You know how it is … you're stuck listening to someone else's Britney Spears, when you've got some perfectly good Nine Inch Nails in your music library. Well, if the jukebox-like Kyzen Bluetooth speaker reaches production, you and four other people would be able to put your songs in a first-come-first-served queue to be played.
Designed by a group of Boston-based entrepreneurs, a single Kyzen speaker can connect via Bluetooth with up to five smartphones or other mobile devices at once. Although the devices do have to initially be paired to the speaker, they don't all need to be running a common music-streaming app – each one could be using something like Spotify or Apple Music, or be playing music from its library.

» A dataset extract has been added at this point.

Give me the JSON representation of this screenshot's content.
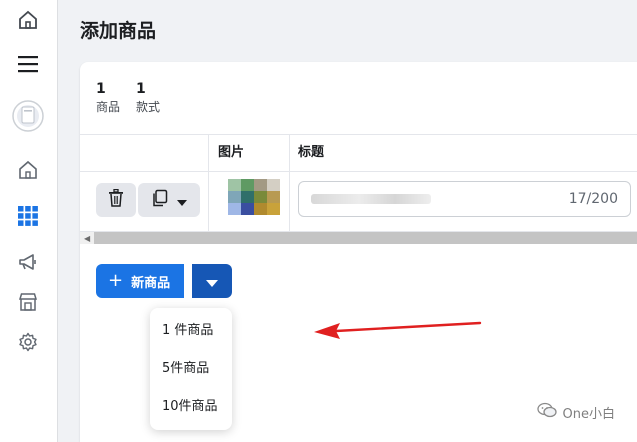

All five users select songs from their mobile devices that they want to hear, with the Kyzen placing those songs on a waiting list in the order in which the devices were connected. Should one of those synced devices leave the speaker's Bluetooth range before its song is played, the speaker will simply move ahead to the next song on the list.
Additionally, if users don't like the song that's currently playing, they can wirelessly veto it via their device. If enough vetoes are received, the speaker will skip the rest of the song and move on.
The 3.2-lb (1.5-kg) speaker itself features a Raspberry Pi microprocessor, a fabric-wrapped exterior with stainless steel corner protectors, two 3-inch full-range drivers, and a 6,000-mAh lithium-ion battery pack that should reportedly be good for 16 hours of use per charge.
Kyzen is currently on Kickstarter, where a pledge of US$140 will get you one – assuming it reaches production, that is. The planned retail price is $200.
Want a cleaner, faster loading and ad free reading experience?
Try New Atlas Plus. Learn more